Scan the records for the word "What". Report each line where it occurs.

** Opening Provided data block **

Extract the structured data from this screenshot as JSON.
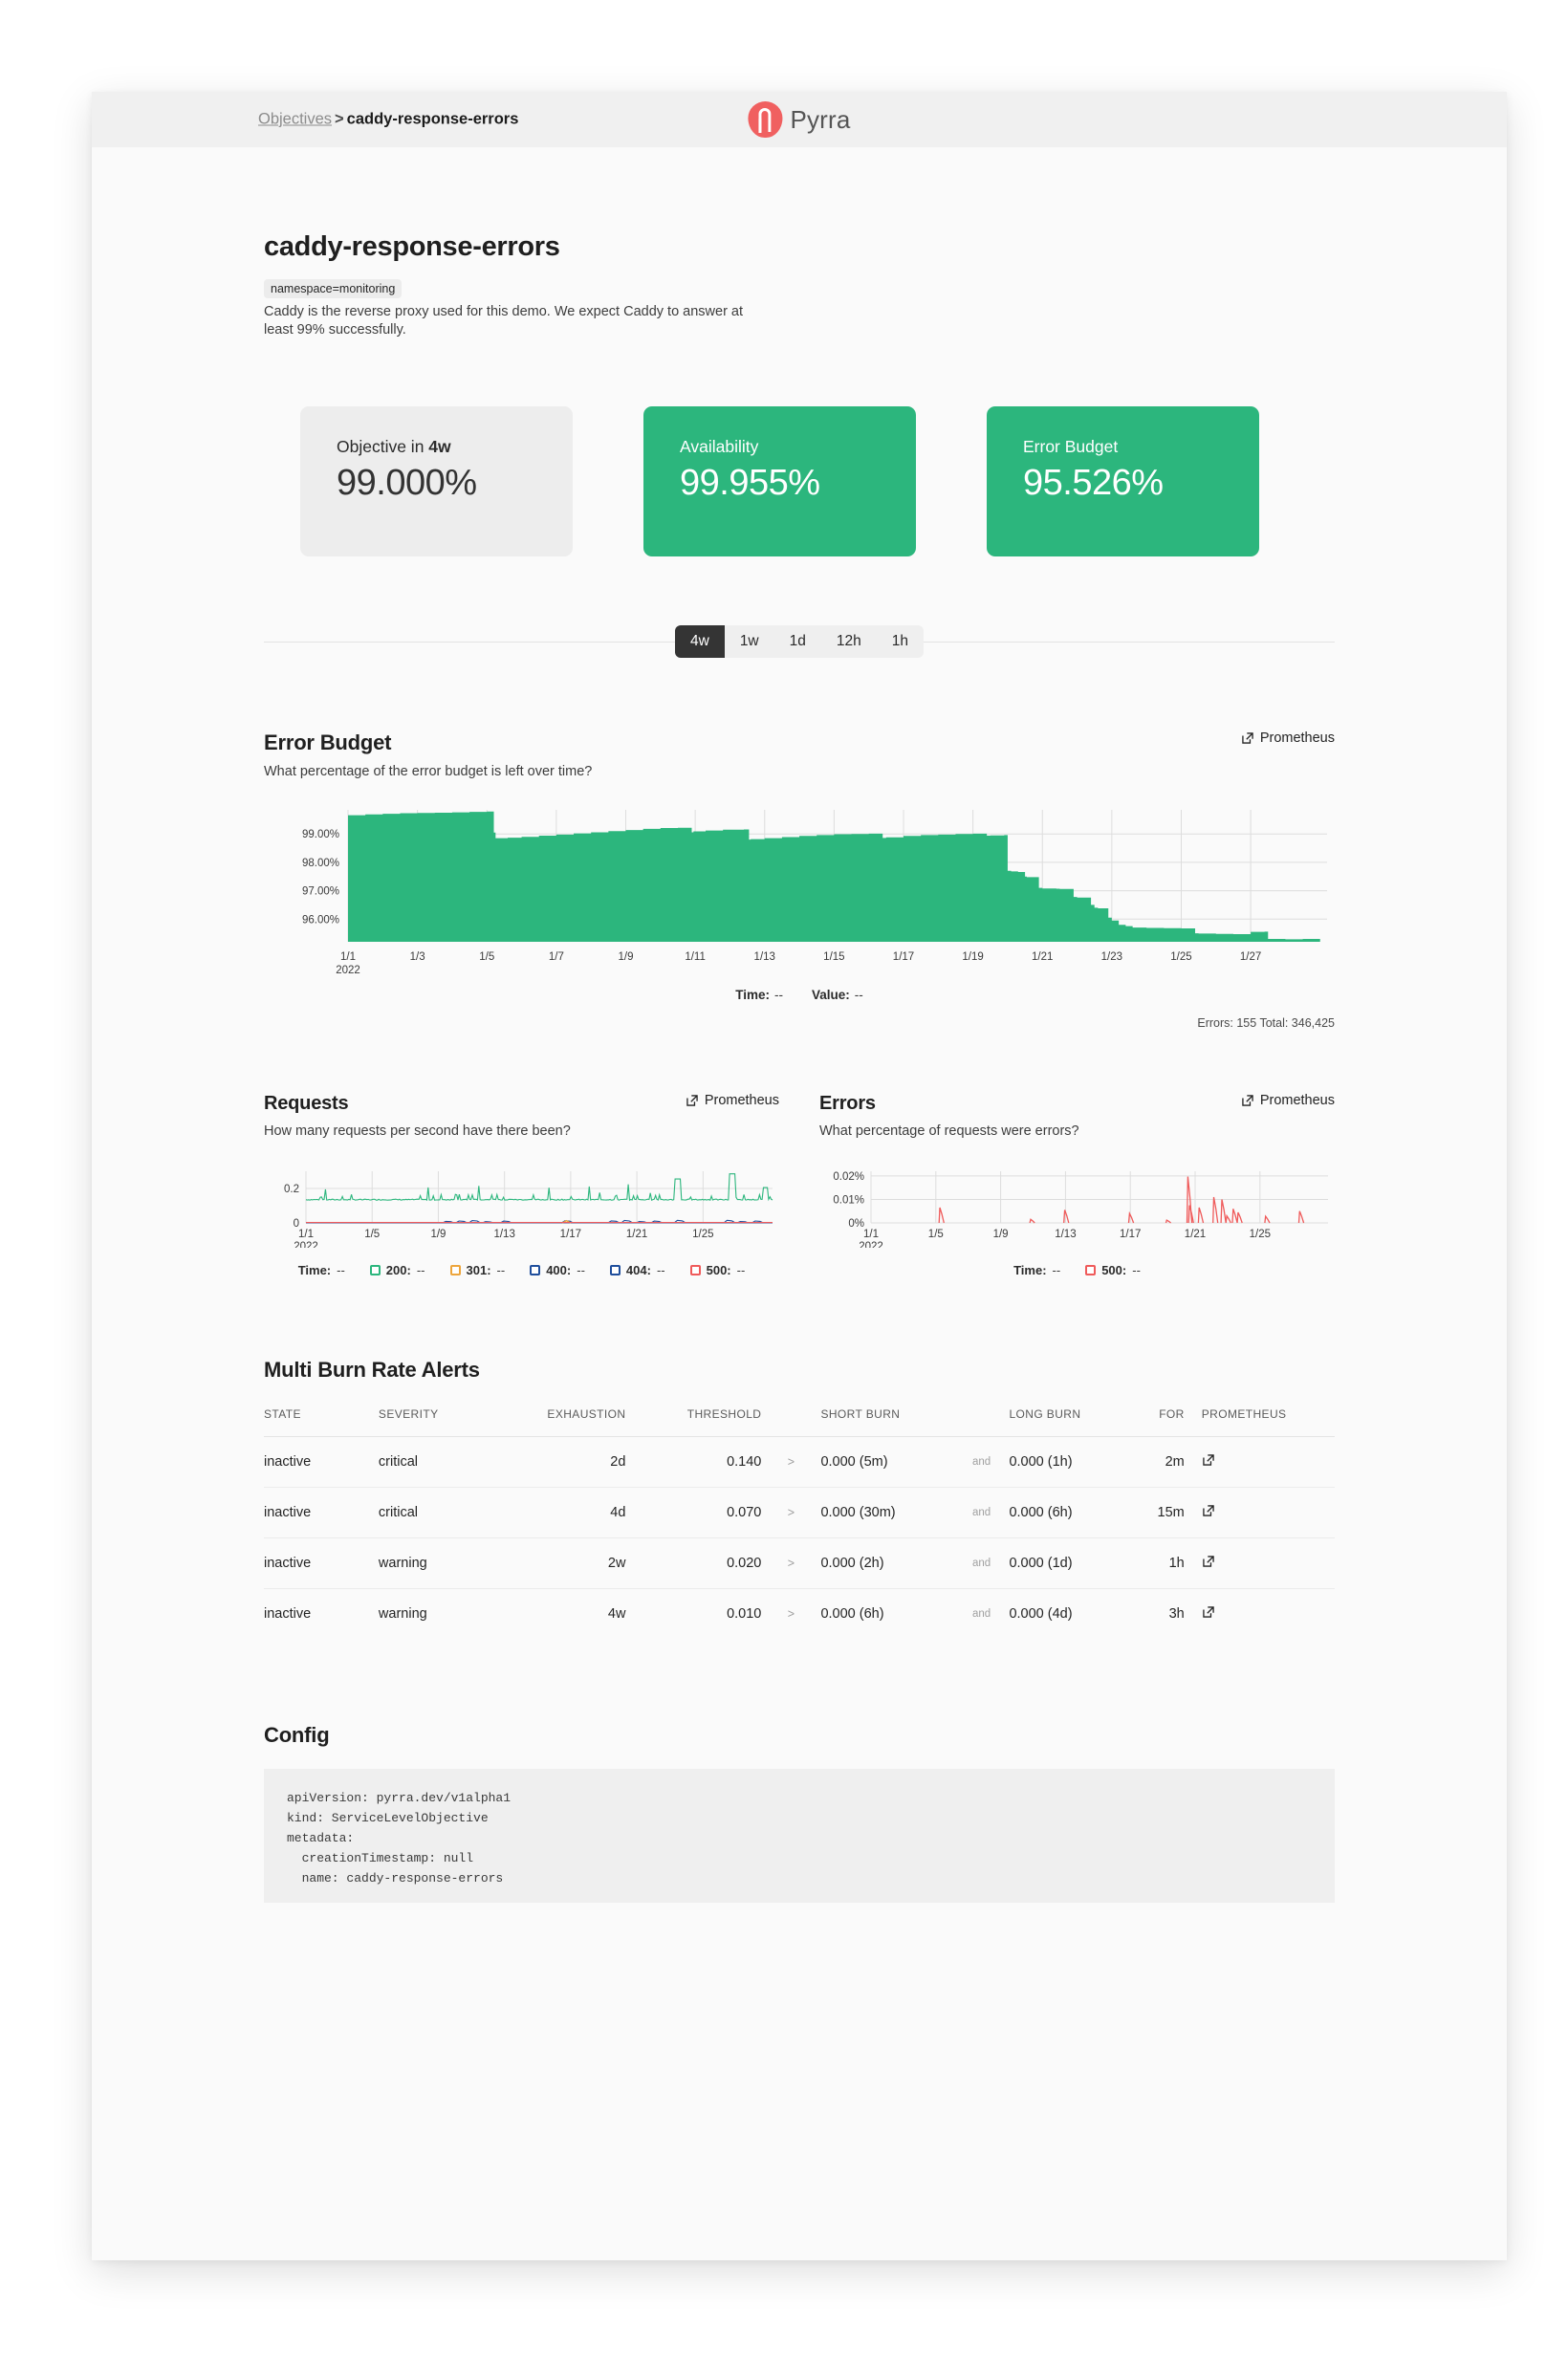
{
  "header": {
    "breadcrumb_parent": "Objectives",
    "breadcrumb_sep": ">",
    "breadcrumb_current": "caddy-response-errors",
    "brand": "Pyrra",
    "logo_icon": "pyrra-logo-icon",
    "logo_color": "#f06060"
  },
  "objective": {
    "title": "caddy-response-errors",
    "label_chip": "namespace=monitoring",
    "description": "Caddy is the reverse proxy used for this demo. We expect Caddy to answer at least 99% successfully."
  },
  "cards": [
    {
      "label_prefix": "Objective in ",
      "label_strong": "4w",
      "value": "99.000%",
      "style": "neutral"
    },
    {
      "label_prefix": "Availability",
      "label_strong": "",
      "value": "99.955%",
      "style": "green"
    },
    {
      "label_prefix": "Error Budget",
      "label_strong": "",
      "value": "95.526%",
      "style": "green"
    }
  ],
  "time_ranges": {
    "options": [
      "4w",
      "1w",
      "1d",
      "12h",
      "1h"
    ],
    "selected": "4w"
  },
  "colors": {
    "green": "#2cb67d",
    "red": "#ef5a5a",
    "orange": "#eda53c",
    "blue": "#1f4e9c",
    "dark": "#343434"
  },
  "budget_panel": {
    "title": "Error Budget",
    "subtitle": "What percentage of the error budget is left over time?",
    "prometheus_label": "Prometheus",
    "prometheus_icon": "external-link-icon",
    "tooltip_time_key": "Time:",
    "tooltip_time_value": "--",
    "tooltip_value_key": "Value:",
    "tooltip_value_value": "--",
    "counts": "Errors: 155 Total: 346,425"
  },
  "requests_panel": {
    "title": "Requests",
    "subtitle": "How many requests per second have there been?",
    "prometheus_label": "Prometheus",
    "prometheus_icon": "external-link-icon",
    "legend": [
      {
        "key": "Time:",
        "value": "--",
        "color": ""
      },
      {
        "key": "200:",
        "value": "--",
        "color": "#2cb67d"
      },
      {
        "key": "301:",
        "value": "--",
        "color": "#eda53c"
      },
      {
        "key": "400:",
        "value": "--",
        "color": "#1f4e9c"
      },
      {
        "key": "404:",
        "value": "--",
        "color": "#1f4e9c"
      },
      {
        "key": "500:",
        "value": "--",
        "color": "#ef5a5a"
      }
    ]
  },
  "errors_panel": {
    "title": "Errors",
    "subtitle": "What percentage of requests were errors?",
    "prometheus_label": "Prometheus",
    "prometheus_icon": "external-link-icon",
    "legend": [
      {
        "key": "Time:",
        "value": "--",
        "color": ""
      },
      {
        "key": "500:",
        "value": "--",
        "color": "#ef5a5a"
      }
    ]
  },
  "alerts": {
    "title": "Multi Burn Rate Alerts",
    "columns": [
      "STATE",
      "SEVERITY",
      "EXHAUSTION",
      "THRESHOLD",
      "",
      "SHORT BURN",
      "",
      "LONG BURN",
      "FOR",
      "PROMETHEUS"
    ],
    "operator": ">",
    "conjunction": "and",
    "link_icon": "external-link-icon",
    "rows": [
      {
        "state": "inactive",
        "severity": "critical",
        "exhaustion": "2d",
        "threshold": "0.140",
        "short_burn": "0.000 (5m)",
        "long_burn": "0.000 (1h)",
        "for": "2m"
      },
      {
        "state": "inactive",
        "severity": "critical",
        "exhaustion": "4d",
        "threshold": "0.070",
        "short_burn": "0.000 (30m)",
        "long_burn": "0.000 (6h)",
        "for": "15m"
      },
      {
        "state": "inactive",
        "severity": "warning",
        "exhaustion": "2w",
        "threshold": "0.020",
        "short_burn": "0.000 (2h)",
        "long_burn": "0.000 (1d)",
        "for": "1h"
      },
      {
        "state": "inactive",
        "severity": "warning",
        "exhaustion": "4w",
        "threshold": "0.010",
        "short_burn": "0.000 (6h)",
        "long_burn": "0.000 (4d)",
        "for": "3h"
      }
    ]
  },
  "config": {
    "title": "Config",
    "code": "apiVersion: pyrra.dev/v1alpha1\nkind: ServiceLevelObjective\nmetadata:\n  creationTimestamp: null\n  name: caddy-response-errors"
  },
  "chart_data": [
    {
      "type": "area",
      "name": "error-budget",
      "title": "Error Budget",
      "xlabel": "",
      "ylabel": "",
      "year_label": "2022",
      "grid": true,
      "ylim": [
        95.2,
        99.85
      ],
      "yticks": [
        "96.00%",
        "97.00%",
        "98.00%",
        "99.00%"
      ],
      "ytick_values": [
        96.0,
        97.0,
        98.0,
        99.0
      ],
      "xticks": [
        "1/1",
        "1/3",
        "1/5",
        "1/7",
        "1/9",
        "1/11",
        "1/13",
        "1/15",
        "1/17",
        "1/19",
        "1/21",
        "1/23",
        "1/25",
        "1/27"
      ],
      "series": [
        {
          "name": "budget",
          "color": "#2cb67d",
          "x": [
            1.0,
            1.5,
            2.0,
            2.5,
            3.0,
            3.5,
            4.0,
            4.5,
            5.0,
            5.2,
            5.25,
            5.6,
            6.0,
            6.5,
            7.0,
            7.5,
            8.0,
            8.5,
            9.0,
            9.5,
            10.0,
            10.5,
            10.9,
            10.95,
            11.3,
            11.8,
            12.4,
            12.55,
            12.6,
            13.0,
            13.5,
            14.0,
            14.5,
            15.0,
            15.5,
            16.0,
            16.4,
            16.5,
            17.0,
            17.5,
            18.0,
            18.5,
            19.0,
            19.4,
            19.5,
            19.9,
            20.0,
            20.1,
            20.3,
            20.5,
            20.55,
            20.9,
            21.0,
            21.4,
            21.5,
            21.9,
            22.0,
            22.4,
            22.5,
            22.6,
            22.9,
            23.0,
            23.2,
            23.4,
            23.6,
            24.0,
            24.5,
            25.0,
            25.4,
            25.5,
            26.0,
            26.5,
            27.0,
            27.4,
            27.5,
            28.0,
            28.5,
            29.0
          ],
          "y": [
            99.62,
            99.66,
            99.69,
            99.71,
            99.73,
            99.74,
            99.75,
            99.76,
            99.78,
            99.79,
            99.05,
            98.85,
            98.87,
            98.9,
            98.94,
            98.98,
            99.02,
            99.06,
            99.1,
            99.14,
            99.18,
            99.21,
            99.22,
            99.06,
            99.09,
            99.12,
            99.15,
            99.16,
            98.8,
            98.82,
            98.85,
            98.89,
            98.93,
            98.96,
            98.99,
            99.0,
            99.01,
            98.86,
            98.88,
            98.93,
            98.96,
            98.98,
            99.0,
            99.01,
            98.94,
            98.95,
            98.96,
            97.7,
            97.68,
            97.66,
            97.5,
            97.48,
            97.1,
            97.08,
            97.07,
            97.06,
            96.78,
            96.76,
            96.5,
            96.4,
            96.38,
            96.05,
            95.95,
            95.8,
            95.75,
            95.7,
            95.69,
            95.68,
            95.67,
            95.5,
            95.49,
            95.48,
            95.47,
            95.55,
            95.56,
            95.3,
            95.29,
            95.3
          ]
        }
      ]
    },
    {
      "type": "line",
      "name": "requests",
      "title": "Requests",
      "xlabel": "",
      "ylabel": "",
      "year_label": "2022",
      "grid": true,
      "ylim": [
        0,
        0.3
      ],
      "yticks": [
        "0",
        "0.2"
      ],
      "ytick_values": [
        0,
        0.2
      ],
      "xticks": [
        "1/1",
        "1/5",
        "1/9",
        "1/13",
        "1/17",
        "1/21",
        "1/25"
      ],
      "series": [
        {
          "name": "200",
          "color": "#2cb67d",
          "baseline": 0.135,
          "peak_max": 0.29
        },
        {
          "name": "301",
          "color": "#eda53c",
          "baseline": 0.0,
          "peak_max": 0.02
        },
        {
          "name": "400",
          "color": "#1f4e9c",
          "baseline": 0.0,
          "peak_max": 0.02
        },
        {
          "name": "404",
          "color": "#1f4e9c",
          "baseline": 0.0,
          "peak_max": 0.02
        },
        {
          "name": "500",
          "color": "#ef5a5a",
          "baseline": 0.002,
          "peak_max": 0.004
        }
      ]
    },
    {
      "type": "line",
      "name": "errors",
      "title": "Errors",
      "xlabel": "",
      "ylabel": "",
      "year_label": "2022",
      "grid": true,
      "ylim": [
        0,
        0.022
      ],
      "yticks": [
        "0%",
        "0.01%",
        "0.02%"
      ],
      "ytick_values": [
        0,
        0.01,
        0.02
      ],
      "xticks": [
        "1/1",
        "1/5",
        "1/9",
        "1/13",
        "1/17",
        "1/21",
        "1/25"
      ],
      "series": [
        {
          "name": "500",
          "color": "#ef5a5a",
          "spikes": [
            [
              5.2,
              0.0065
            ],
            [
              10.8,
              0.0015
            ],
            [
              12.9,
              0.0055
            ],
            [
              16.9,
              0.004
            ],
            [
              19.2,
              0.0012
            ],
            [
              20.5,
              0.0197
            ],
            [
              20.6,
              0.0075
            ],
            [
              21.2,
              0.0065
            ],
            [
              22.1,
              0.011
            ],
            [
              22.6,
              0.01
            ],
            [
              22.9,
              0.003
            ],
            [
              23.3,
              0.006
            ],
            [
              23.6,
              0.0045
            ],
            [
              25.3,
              0.0028
            ],
            [
              27.4,
              0.005
            ]
          ]
        }
      ]
    }
  ]
}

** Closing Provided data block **

▸ Final answer:
    "subtitle": "What percentage of the error budget is left over time?",
    "subtitle": "What percentage of requests were errors?",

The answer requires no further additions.